((

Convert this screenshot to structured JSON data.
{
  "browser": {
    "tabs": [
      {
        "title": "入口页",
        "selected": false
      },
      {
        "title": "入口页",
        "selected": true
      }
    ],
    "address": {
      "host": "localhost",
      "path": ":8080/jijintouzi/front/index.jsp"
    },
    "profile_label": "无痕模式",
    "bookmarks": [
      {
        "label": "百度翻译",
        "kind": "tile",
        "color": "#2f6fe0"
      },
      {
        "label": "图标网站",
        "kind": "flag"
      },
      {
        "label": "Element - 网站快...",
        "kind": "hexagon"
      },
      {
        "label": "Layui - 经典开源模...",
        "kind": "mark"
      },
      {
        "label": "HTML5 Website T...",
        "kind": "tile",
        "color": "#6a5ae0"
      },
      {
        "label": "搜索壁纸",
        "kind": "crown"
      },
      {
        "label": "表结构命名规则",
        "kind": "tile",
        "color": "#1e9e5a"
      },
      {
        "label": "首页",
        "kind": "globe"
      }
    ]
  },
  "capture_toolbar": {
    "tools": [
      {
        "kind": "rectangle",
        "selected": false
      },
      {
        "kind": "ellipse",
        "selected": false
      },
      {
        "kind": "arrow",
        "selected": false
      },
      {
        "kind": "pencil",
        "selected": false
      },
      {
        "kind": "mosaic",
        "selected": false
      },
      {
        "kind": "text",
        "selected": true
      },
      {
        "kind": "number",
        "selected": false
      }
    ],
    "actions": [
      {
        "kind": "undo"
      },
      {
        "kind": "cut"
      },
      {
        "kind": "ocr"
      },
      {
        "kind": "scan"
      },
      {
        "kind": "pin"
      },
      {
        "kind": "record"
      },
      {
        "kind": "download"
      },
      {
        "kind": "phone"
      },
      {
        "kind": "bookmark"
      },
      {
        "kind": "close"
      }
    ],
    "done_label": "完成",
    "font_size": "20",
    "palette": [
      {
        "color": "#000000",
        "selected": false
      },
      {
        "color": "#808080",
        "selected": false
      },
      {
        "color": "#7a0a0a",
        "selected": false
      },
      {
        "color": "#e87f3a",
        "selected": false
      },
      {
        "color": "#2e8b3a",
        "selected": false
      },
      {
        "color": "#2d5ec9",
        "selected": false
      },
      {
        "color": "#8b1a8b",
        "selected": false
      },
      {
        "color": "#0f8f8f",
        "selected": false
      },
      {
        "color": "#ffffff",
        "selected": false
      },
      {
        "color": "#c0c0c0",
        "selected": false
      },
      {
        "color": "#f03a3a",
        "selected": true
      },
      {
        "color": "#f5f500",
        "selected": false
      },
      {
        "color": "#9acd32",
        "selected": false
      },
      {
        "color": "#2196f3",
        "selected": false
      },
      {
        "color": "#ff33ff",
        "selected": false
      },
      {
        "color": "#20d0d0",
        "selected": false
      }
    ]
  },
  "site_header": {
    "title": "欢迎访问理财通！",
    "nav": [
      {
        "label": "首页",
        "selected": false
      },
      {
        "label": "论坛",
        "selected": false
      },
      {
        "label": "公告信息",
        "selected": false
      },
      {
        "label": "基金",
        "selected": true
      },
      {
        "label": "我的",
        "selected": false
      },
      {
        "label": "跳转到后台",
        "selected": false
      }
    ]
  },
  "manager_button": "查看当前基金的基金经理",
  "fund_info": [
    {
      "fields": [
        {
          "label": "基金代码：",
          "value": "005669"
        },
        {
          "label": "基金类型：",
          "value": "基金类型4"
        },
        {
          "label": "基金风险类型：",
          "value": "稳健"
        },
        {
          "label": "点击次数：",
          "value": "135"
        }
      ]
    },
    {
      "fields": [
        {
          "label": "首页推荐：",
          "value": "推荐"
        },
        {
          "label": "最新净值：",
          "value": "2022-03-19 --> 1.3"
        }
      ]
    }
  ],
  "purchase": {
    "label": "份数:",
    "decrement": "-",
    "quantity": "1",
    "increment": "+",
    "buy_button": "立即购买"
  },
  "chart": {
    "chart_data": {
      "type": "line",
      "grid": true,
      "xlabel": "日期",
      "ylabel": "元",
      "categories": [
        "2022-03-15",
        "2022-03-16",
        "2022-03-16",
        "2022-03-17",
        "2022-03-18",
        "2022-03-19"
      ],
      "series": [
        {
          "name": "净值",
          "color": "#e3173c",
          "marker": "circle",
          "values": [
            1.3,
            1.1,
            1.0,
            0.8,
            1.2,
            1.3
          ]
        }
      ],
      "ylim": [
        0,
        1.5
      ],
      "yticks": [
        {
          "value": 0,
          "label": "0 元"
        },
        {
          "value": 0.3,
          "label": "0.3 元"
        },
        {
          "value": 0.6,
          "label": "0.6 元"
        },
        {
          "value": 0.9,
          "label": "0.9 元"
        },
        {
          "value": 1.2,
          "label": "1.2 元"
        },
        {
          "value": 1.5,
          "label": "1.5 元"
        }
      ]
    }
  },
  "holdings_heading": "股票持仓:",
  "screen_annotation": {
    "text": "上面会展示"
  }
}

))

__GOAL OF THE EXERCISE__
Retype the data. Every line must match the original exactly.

__SOLVED PROBLEM__
Convert this screenshot to structured JSON data.
{
  "browser": {
    "tabs": [
      {
        "title": "入口页",
        "selected": false
      },
      {
        "title": "入口页",
        "selected": true
      }
    ],
    "address": {
      "host": "localhost",
      "path": ":8080/jijintouzi/front/index.jsp"
    },
    "profile_label": "无痕模式",
    "bookmarks": [
      {
        "label": "百度翻译",
        "kind": "tile",
        "color": "#2f6fe0"
      },
      {
        "label": "图标网站",
        "kind": "flag"
      },
      {
        "label": "Element - 网站快...",
        "kind": "hexagon"
      },
      {
        "label": "Layui - 经典开源模...",
        "kind": "mark"
      },
      {
        "label": "HTML5 Website T...",
        "kind": "tile",
        "color": "#6a5ae0"
      },
      {
        "label": "搜索壁纸",
        "kind": "crown"
      },
      {
        "label": "表结构命名规则",
        "kind": "tile",
        "color": "#1e9e5a"
      },
      {
        "label": "首页",
        "kind": "globe"
      }
    ]
  },
  "capture_toolbar": {
    "tools": [
      {
        "kind": "rectangle",
        "selected": false
      },
      {
        "kind": "ellipse",
        "selected": false
      },
      {
        "kind": "arrow",
        "selected": false
      },
      {
        "kind": "pencil",
        "selected": false
      },
      {
        "kind": "mosaic",
        "selected": false
      },
      {
        "kind": "text",
        "selected": true
      },
      {
        "kind": "number",
        "selected": false
      }
    ],
    "actions": [
      {
        "kind": "undo"
      },
      {
        "kind": "cut"
      },
      {
        "kind": "ocr"
      },
      {
        "kind": "scan"
      },
      {
        "kind": "pin"
      },
      {
        "kind": "record"
      },
      {
        "kind": "download"
      },
      {
        "kind": "phone"
      },
      {
        "kind": "bookmark"
      },
      {
        "kind": "close"
      }
    ],
    "done_label": "完成",
    "font_size": "20",
    "palette": [
      {
        "color": "#000000",
        "selected": false
      },
      {
        "color": "#808080",
        "selected": false
      },
      {
        "color": "#7a0a0a",
        "selected": false
      },
      {
        "color": "#e87f3a",
        "selected": false
      },
      {
        "color": "#2e8b3a",
        "selected": false
      },
      {
        "color": "#2d5ec9",
        "selected": false
      },
      {
        "color": "#8b1a8b",
        "selected": false
      },
      {
        "color": "#0f8f8f",
        "selected": false
      },
      {
        "color": "#ffffff",
        "selected": false
      },
      {
        "color": "#c0c0c0",
        "selected": false
      },
      {
        "color": "#f03a3a",
        "selected": true
      },
      {
        "color": "#f5f500",
        "selected": false
      },
      {
        "color": "#9acd32",
        "selected": false
      },
      {
        "color": "#2196f3",
        "selected": false
      },
      {
        "color": "#ff33ff",
        "selected": false
      },
      {
        "color": "#20d0d0",
        "selected": false
      }
    ]
  },
  "site_header": {
    "title": "欢迎访问理财通！",
    "nav": [
      {
        "label": "首页",
        "selected": false
      },
      {
        "label": "论坛",
        "selected": false
      },
      {
        "label": "公告信息",
        "selected": false
      },
      {
        "label": "基金",
        "selected": true
      },
      {
        "label": "我的",
        "selected": false
      },
      {
        "label": "跳转到后台",
        "selected": false
      }
    ]
  },
  "manager_button": "查看当前基金的基金经理",
  "fund_info": [
    {
      "fields": [
        {
          "label": "基金代码：",
          "value": "005669"
        },
        {
          "label": "基金类型：",
          "value": "基金类型4"
        },
        {
          "label": "基金风险类型：",
          "value": "稳健"
        },
        {
          "label": "点击次数：",
          "value": "135"
        }
      ]
    },
    {
      "fields": [
        {
          "label": "首页推荐：",
          "value": "推荐"
        },
        {
          "label": "最新净值：",
          "value": "2022-03-19 --> 1.3"
        }
      ]
    }
  ],
  "purchase": {
    "label": "份数:",
    "decrement": "-",
    "quantity": "1",
    "increment": "+",
    "buy_button": "立即购买"
  },
  "chart": {
    "chart_data": {
      "type": "line",
      "grid": true,
      "xlabel": "日期",
      "ylabel": "元",
      "categories": [
        "2022-03-15",
        "2022-03-16",
        "2022-03-16",
        "2022-03-17",
        "2022-03-18",
        "2022-03-19"
      ],
      "series": [
        {
          "name": "净值",
          "color": "#e3173c",
          "marker": "circle",
          "values": [
            1.3,
            1.1,
            1.0,
            0.8,
            1.2,
            1.3
          ]
        }
      ],
      "ylim": [
        0,
        1.5
      ],
      "yticks": [
        {
          "value": 0,
          "label": "0 元"
        },
        {
          "value": 0.3,
          "label": "0.3 元"
        },
        {
          "value": 0.6,
          "label": "0.6 元"
        },
        {
          "value": 0.9,
          "label": "0.9 元"
        },
        {
          "value": 1.2,
          "label": "1.2 元"
        },
        {
          "value": 1.5,
          "label": "1.5 元"
        }
      ]
    }
  },
  "holdings_heading": "股票持仓:",
  "screen_annotation": {
    "text": "上面会展示"
  }
}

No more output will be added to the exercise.